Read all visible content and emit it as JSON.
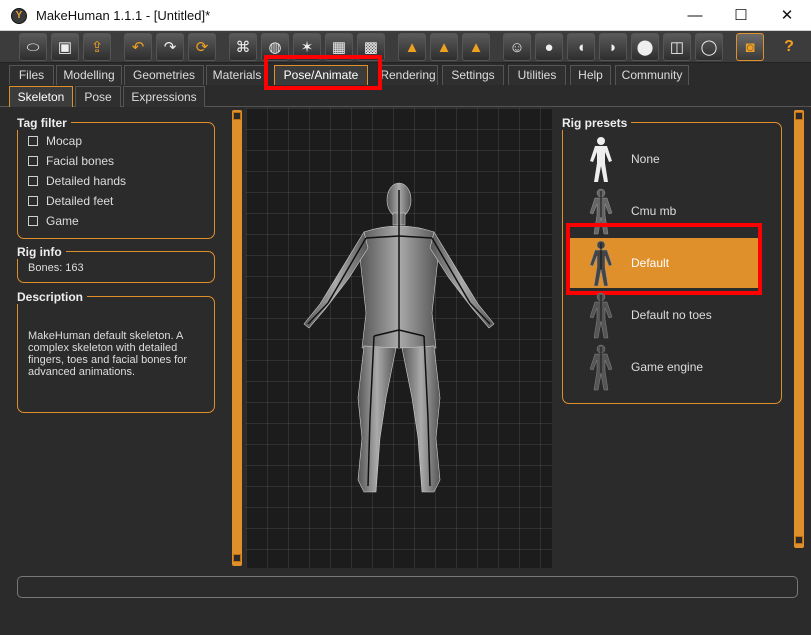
{
  "window": {
    "title": "MakeHuman 1.1.1 - [Untitled]*",
    "app_icon_glyph": "Y"
  },
  "window_controls": {
    "minimize": "—",
    "maximize": "☐",
    "close": "✕"
  },
  "toolbar": {
    "icons": [
      "undo-file-icon",
      "save-icon",
      "export-icon",
      "undo-icon",
      "redo-icon",
      "reset-icon",
      "smooth-icon",
      "wireframe-icon",
      "pose-icon",
      "grid-icon",
      "checker-icon",
      "front-view-icon",
      "side-view-icon",
      "back-view-icon",
      "face-front-icon",
      "face-side-icon",
      "head-left-icon",
      "head-right-icon",
      "top-view-icon",
      "symmetry-icon",
      "background-icon",
      "screenshot-icon"
    ],
    "help_label": "?"
  },
  "tabs": [
    "Files",
    "Modelling",
    "Geometries",
    "Materials",
    "Pose/Animate",
    "Rendering",
    "Settings",
    "Utilities",
    "Help",
    "Community"
  ],
  "active_tab": "Pose/Animate",
  "subtabs": [
    "Skeleton",
    "Pose",
    "Expressions"
  ],
  "active_subtab": "Skeleton",
  "tag_filter": {
    "title": "Tag filter",
    "options": [
      "Mocap",
      "Facial bones",
      "Detailed hands",
      "Detailed feet",
      "Game"
    ]
  },
  "rig_info": {
    "title": "Rig info",
    "bones": "Bones: 163"
  },
  "description": {
    "title": "Description",
    "text": "MakeHuman default skeleton. A complex skeleton with detailed fingers, toes and facial bones for advanced animations."
  },
  "rig_presets": {
    "title": "Rig presets",
    "items": [
      "None",
      "Cmu mb",
      "Default",
      "Default no toes",
      "Game engine"
    ],
    "selected": "Default"
  },
  "colors": {
    "accent": "#e0902a",
    "highlight": "#ff0000",
    "background": "#2b2b2b"
  }
}
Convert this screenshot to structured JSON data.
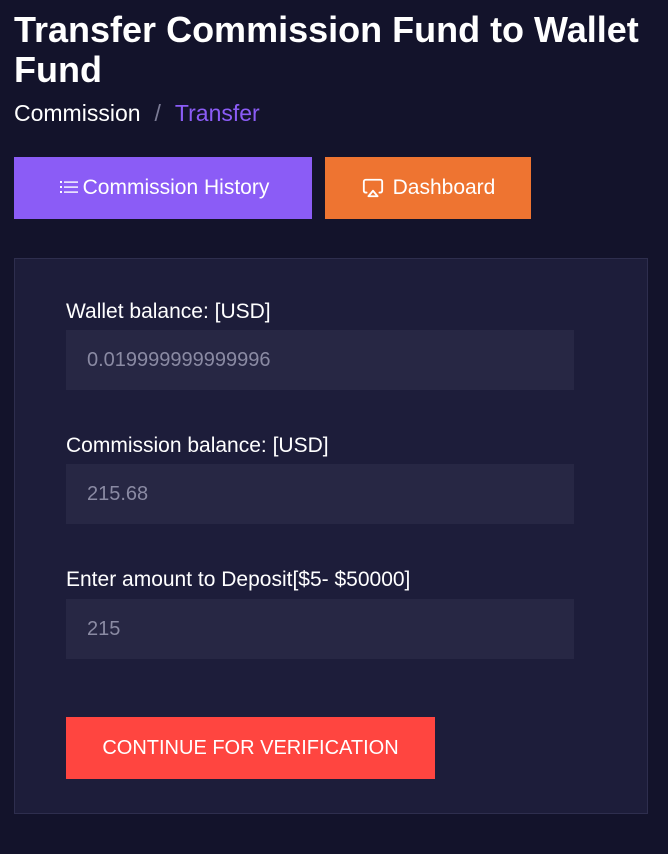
{
  "header": {
    "title": "Transfer Commission Fund to Wallet Fund"
  },
  "breadcrumb": {
    "home": "Commission",
    "separator": "/",
    "current": "Transfer"
  },
  "actions": {
    "history_label": "Commission History",
    "history_icon": "list-icon",
    "dashboard_label": "Dashboard",
    "dashboard_icon": "airplay-icon"
  },
  "form": {
    "wallet_label": "Wallet balance: [USD]",
    "wallet_value": "0.019999999999996",
    "commission_label": "Commission balance: [USD]",
    "commission_value": "215.68",
    "amount_label": "Enter amount to Deposit[$5- $50000]",
    "amount_value": "215",
    "submit_label": "CONTINUE FOR VERIFICATION"
  },
  "colors": {
    "background": "#13132b",
    "card": "#1d1d3a",
    "purple": "#8b5cf6",
    "orange": "#ee7431",
    "red": "#ff4540"
  }
}
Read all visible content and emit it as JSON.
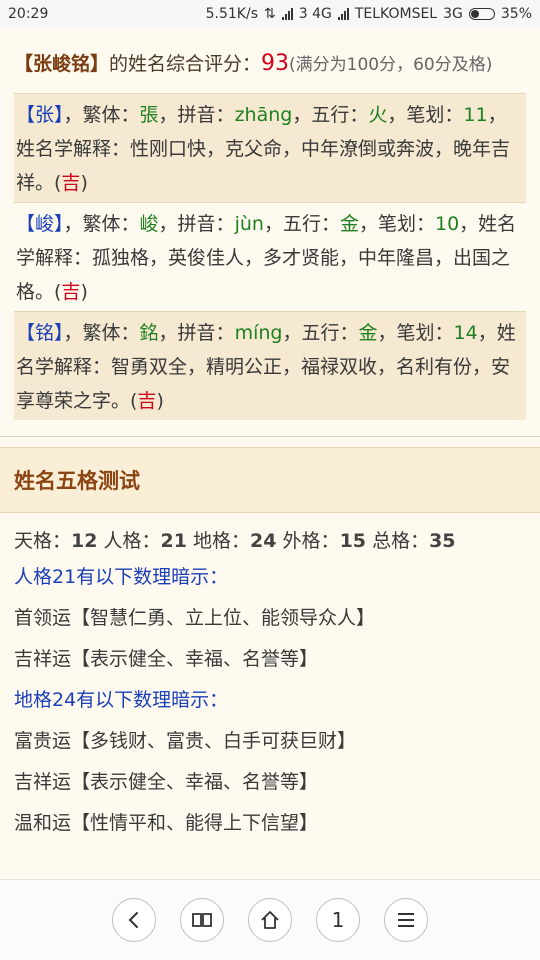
{
  "status_bar": {
    "time": "20:29",
    "net_speed": "5.51K/s",
    "sim_label": "3 4G",
    "carrier": "TELKOMSEL",
    "network": "3G",
    "battery_text": "35%",
    "battery_level": 0.35
  },
  "summary": {
    "name": "【张峻铭】",
    "text": "的姓名综合评分：",
    "score": "93",
    "note": "(满分为100分，60分及格)"
  },
  "chars": [
    {
      "char": "【张】",
      "sep1": "，繁体：",
      "trad": "張",
      "sep2": "，拼音：",
      "pinyin": "zhāng",
      "sep3": "，五行：",
      "element": "火",
      "sep4": "，笔划：",
      "strokes": "11",
      "sep5": "，姓名学解释：性刚口快，克父命，中年潦倒或奔波，晚年吉祥。(",
      "luck": "吉",
      "tail": ")"
    },
    {
      "char": "【峻】",
      "sep1": "，繁体：",
      "trad": "峻",
      "sep2": "，拼音：",
      "pinyin": "jùn",
      "sep3": "，五行：",
      "element": "金",
      "sep4": "，笔划：",
      "strokes": "10",
      "sep5": "，姓名学解释：孤独格，英俊佳人，多才贤能，中年隆昌，出国之格。(",
      "luck": "吉",
      "tail": ")"
    },
    {
      "char": "【铭】",
      "sep1": "，繁体：",
      "trad": "銘",
      "sep2": "，拼音：",
      "pinyin": "míng",
      "sep3": "，五行：",
      "element": "金",
      "sep4": "，笔划：",
      "strokes": "14",
      "sep5": "，姓名学解释：智勇双全，精明公正，福禄双收，名利有份，安享尊荣之字。(",
      "luck": "吉",
      "tail": ")"
    }
  ],
  "section": {
    "title": "姓名五格测试"
  },
  "wuge": {
    "tian_label": "天格：",
    "tian": "12",
    "ren_label": "人格：",
    "ren": "21",
    "di_label": "地格：",
    "di": "24",
    "wai_label": "外格：",
    "wai": "15",
    "zong_label": "总格：",
    "zong": "35"
  },
  "hints": [
    {
      "text": "人格21有以下数理暗示：",
      "style": "blue"
    },
    {
      "text": "首领运【智慧仁勇、立上位、能领导众人】",
      "style": "plain"
    },
    {
      "text": "吉祥运【表示健全、幸福、名誉等】",
      "style": "plain"
    },
    {
      "text": "地格24有以下数理暗示：",
      "style": "blue"
    },
    {
      "text": "富贵运【多钱财、富贵、白手可获巨财】",
      "style": "plain"
    },
    {
      "text": "吉祥运【表示健全、幸福、名誉等】",
      "style": "plain"
    },
    {
      "text": "温和运【性情平和、能得上下信望】",
      "style": "plain"
    }
  ],
  "bottom_nav": {
    "back_icon": "chevron-left",
    "book_icon": "open-book",
    "home_icon": "home",
    "tab_count": "1",
    "menu_icon": "hamburger"
  }
}
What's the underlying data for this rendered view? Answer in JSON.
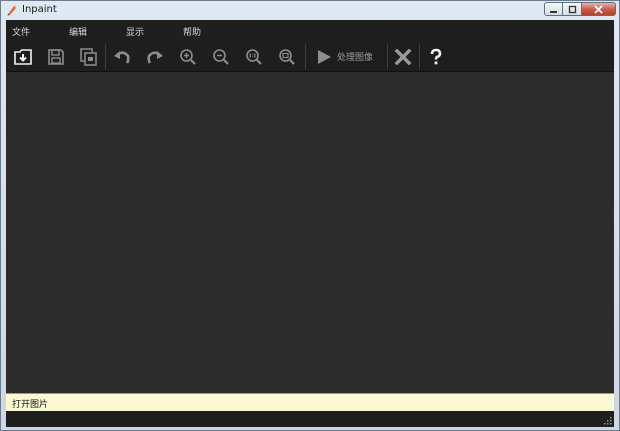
{
  "window": {
    "title": "Inpaint"
  },
  "menu": {
    "items": [
      "文件",
      "编辑",
      "显示",
      "帮助"
    ]
  },
  "toolbar": {
    "process_label": "处理图像"
  },
  "status": {
    "text": "打开图片"
  },
  "colors": {
    "menubar": "#1f1f1f",
    "canvas": "#2c2c2c",
    "status": "#fbf8d4"
  }
}
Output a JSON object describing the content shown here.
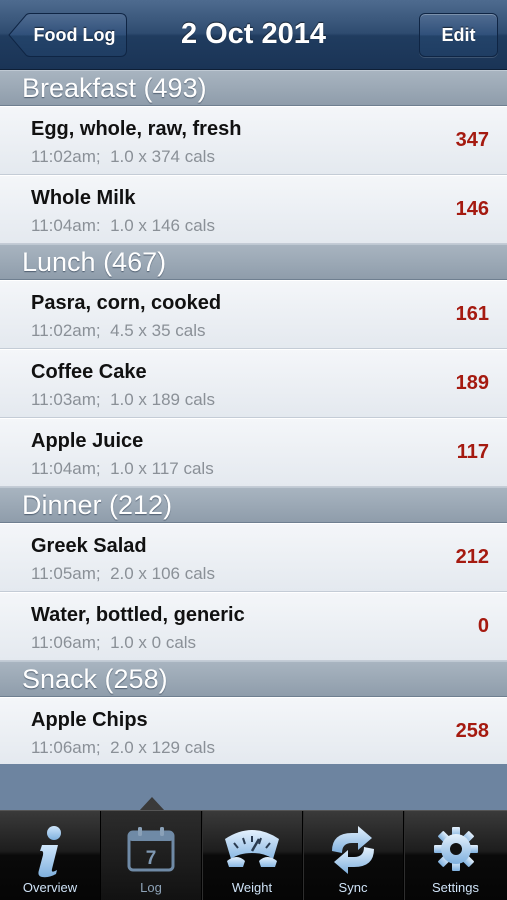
{
  "navbar": {
    "back_label": "Food Log",
    "title": "2 Oct 2014",
    "edit_label": "Edit"
  },
  "sections": [
    {
      "header": "Breakfast (493)",
      "items": [
        {
          "name": "Egg, whole, raw, fresh",
          "detail": "11:02am;  1.0 x 374 cals",
          "cals": "347"
        },
        {
          "name": "Whole Milk",
          "detail": "11:04am:  1.0 x 146 cals",
          "cals": "146"
        }
      ]
    },
    {
      "header": "Lunch (467)",
      "items": [
        {
          "name": "Pasra, corn, cooked",
          "detail": "11:02am;  4.5 x 35 cals",
          "cals": "161"
        },
        {
          "name": "Coffee Cake",
          "detail": "11:03am;  1.0 x 189 cals",
          "cals": "189"
        },
        {
          "name": "Apple Juice",
          "detail": "11:04am;  1.0 x 117 cals",
          "cals": "117"
        }
      ]
    },
    {
      "header": "Dinner (212)",
      "items": [
        {
          "name": "Greek Salad",
          "detail": "11:05am;  2.0 x 106 cals",
          "cals": "212"
        },
        {
          "name": "Water, bottled, generic",
          "detail": "11:06am;  1.0 x 0 cals",
          "cals": "0"
        }
      ]
    },
    {
      "header": "Snack (258)",
      "items": [
        {
          "name": "Apple Chips",
          "detail": "11:06am;  2.0 x 129 cals",
          "cals": "258"
        }
      ]
    }
  ],
  "tabbar": {
    "tabs": [
      {
        "label": "Overview",
        "icon": "info-icon"
      },
      {
        "label": "Log",
        "icon": "calendar-icon",
        "calendar_day": "7",
        "selected": true
      },
      {
        "label": "Weight",
        "icon": "scale-icon"
      },
      {
        "label": "Sync",
        "icon": "sync-icon"
      },
      {
        "label": "Settings",
        "icon": "gear-icon"
      }
    ]
  },
  "colors": {
    "calorie_value": "#a51a10",
    "navbar": "#2f4c70",
    "tab_label": "#cfe3f7",
    "tab_icon_blue": "#9fc9ee"
  }
}
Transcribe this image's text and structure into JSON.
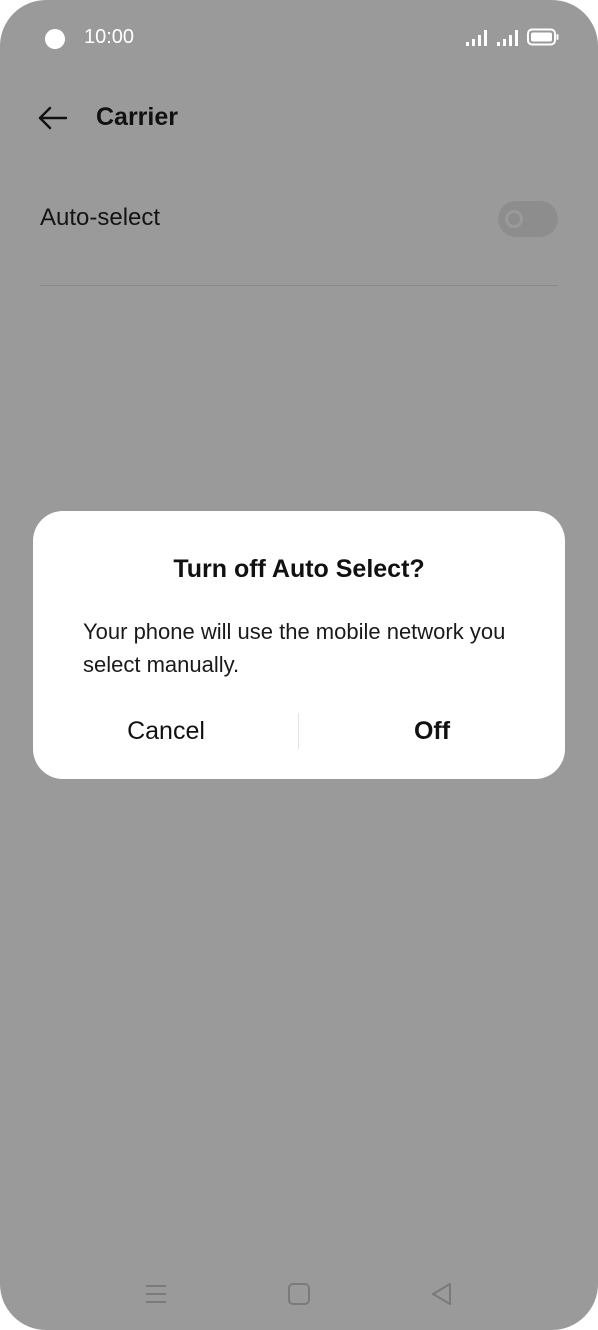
{
  "status_bar": {
    "time": "10:00",
    "icons": [
      "camera-dot",
      "signal-bars-sim1",
      "signal-bars-sim2",
      "battery-icon"
    ]
  },
  "header": {
    "back_icon": "arrow-left-icon",
    "title": "Carrier"
  },
  "settings": {
    "auto_select": {
      "label": "Auto-select",
      "toggle_state": "on"
    }
  },
  "dialog": {
    "title": "Turn off Auto Select?",
    "message": "Your phone will use the mobile network you select manually.",
    "cancel_label": "Cancel",
    "confirm_label": "Off"
  },
  "nav_bar": {
    "icons": [
      "menu-icon",
      "home-square-icon",
      "back-triangle-icon"
    ]
  },
  "colors": {
    "scrim_background": "#9a9a9a",
    "dialog_background": "#ffffff",
    "text_primary": "#111111"
  }
}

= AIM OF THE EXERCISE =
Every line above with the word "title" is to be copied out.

= RESPONSE =
    "title": "MakeHuman 1.1.1 - [Untitled]*",
    "title": "Tag filter",
    "title": "Rig info",
    "title": "Description",
    "title": "Rig presets",
    "title": "Transfer Commission Fund to Wallet Fund"
    "title": "姓名五格测试"
    "title": "Inpaint"
    "title": "2 Oct 2014",
    "title": "Carrier"
    "title": "Turn off Auto Select?",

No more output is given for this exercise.